    Cavanillesia belongs to the same family as the baobab Adansonia. 



    Baobab is also called 'boab', 'boaboa', 'bottle tree', 'the tree of life', 'upside-down tree', and 'monkey bread tree'. It grows in Madagascar, mainland Africa, and Australia. The baobab is the national tree of Madagascar. "The Big Baobab Pub" South Africa is 22 meters (72 ft) high, 47 m (155 ft) in circumference, and is said to have been carbon dated at over 6,000 years old.

    The baobab tree is known as the tree of life, with good reason. It can provide shelter, clothing, food, and water for the animal and human inhabitants of the African Savannah regions. The cork-like bark and huge stem are fire resistant and are used for making cloth and rope. The leaves are used as condiments and medicines. The fruit, called "monkey bread", is edible, and full of vitamins.

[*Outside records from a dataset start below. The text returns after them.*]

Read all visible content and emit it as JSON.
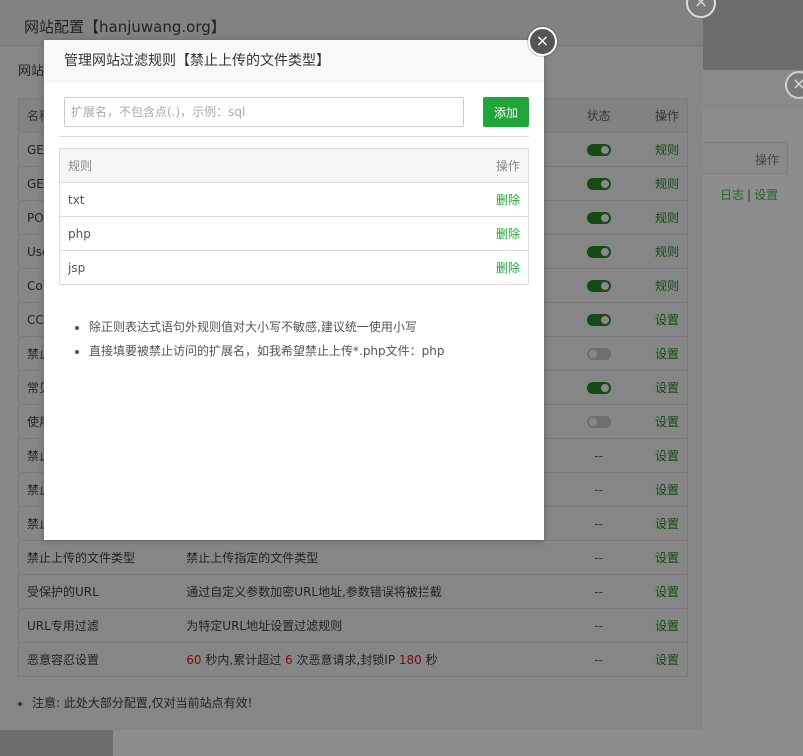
{
  "background": {
    "op_label": "操作",
    "log_link": "日志",
    "separator": "|",
    "settings_link": "设置",
    "close_icon": "×"
  },
  "main": {
    "title": "网站配置【hanjuwang.org】",
    "close_icon": "×",
    "tab_label": "网站",
    "table_headers": {
      "name": "名称",
      "desc": "",
      "status": "状态",
      "op": "操作"
    },
    "rows": [
      {
        "name": "GE",
        "desc": "",
        "status": "on",
        "op": "规则"
      },
      {
        "name": "GE",
        "desc": "",
        "status": "on",
        "op": "规则"
      },
      {
        "name": "PO",
        "desc": "",
        "status": "on",
        "op": "规则"
      },
      {
        "name": "Use",
        "desc": "",
        "status": "on",
        "op": "规则"
      },
      {
        "name": "Co",
        "desc": "",
        "status": "on",
        "op": "规则"
      },
      {
        "name": "CC",
        "desc": "",
        "status": "on",
        "op": "设置"
      },
      {
        "name": "禁止",
        "desc": "",
        "status": "off",
        "op": "设置"
      },
      {
        "name": "常见",
        "desc": "",
        "status": "on",
        "op": "设置"
      },
      {
        "name": "使用",
        "desc": "",
        "status": "off",
        "op": "设置"
      },
      {
        "name": "禁止",
        "desc": "",
        "status": "--",
        "op": "设置"
      },
      {
        "name": "禁止",
        "desc": "",
        "status": "--",
        "op": "设置"
      },
      {
        "name": "禁止",
        "desc": "",
        "status": "--",
        "op": "设置"
      },
      {
        "name": "禁止上传的文件类型",
        "desc": "禁止上传指定的文件类型",
        "status": "--",
        "op": "设置"
      },
      {
        "name": "受保护的URL",
        "desc": "通过自定义参数加密URL地址,参数错误将被拦截",
        "status": "--",
        "op": "设置"
      },
      {
        "name": "URL专用过滤",
        "desc": "为特定URL地址设置过滤规则",
        "status": "--",
        "op": "设置"
      }
    ],
    "last_row": {
      "name": "恶意容忍设置",
      "seconds": "60",
      "text1": " 秒内,累计超过 ",
      "count": "6",
      "text2": " 次恶意请求,封锁IP ",
      "lock": "180",
      "text3": " 秒",
      "status": "--",
      "op": "设置"
    },
    "note": "注意: 此处大部分配置,仅对当前站点有效!"
  },
  "modal": {
    "title": "管理网站过滤规则【禁止上传的文件类型】",
    "close_icon": "×",
    "input_placeholder": "扩展名，不包含点(.)，示例：sql",
    "add_button": "添加",
    "table_headers": {
      "rule": "规则",
      "op": "操作"
    },
    "rules": [
      {
        "rule": "txt",
        "op": "删除"
      },
      {
        "rule": "php",
        "op": "删除"
      },
      {
        "rule": "jsp",
        "op": "删除"
      }
    ],
    "tips": [
      "除正则表达式语句外规则值对大小写不敏感,建议统一使用小写",
      "直接填要被禁止访问的扩展名，如我希望禁止上传*.php文件：php"
    ]
  }
}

    The fruit has a velvety shell and is about the size of a coconut, weighing about 1.44 kilograms (3.2 lb). It has a somewhat acidic flavor, described as 'somewhere between grapefruit, pear, and vanilla'. The tree can store hundreds of liters of water, which is an adaptation to the harsh drought conditions of its environment. The tree may be tapped in dry periods. Mature trees are usually hollow, providing living space for many animals and humans. Trees are even used as bars, barns, wine and beer shops and more.~

    Secret of the Rainbow Eucalyptus

    Dr Abe V Rotor
    What's your secret in capturing the elusive rainbow
     and weaving it into a gown you now wear? 
    Ever since I was a child, I've always dreamed of reaching 
    the rainbow - not for the pot of gold, I swear.
                     And down below, I imagine your roots wearing the rainbow gown, 
    but what would it matter? 
    Oh, I'd rather not ask, if you have found the treasure and buried 
    it down there forever. ~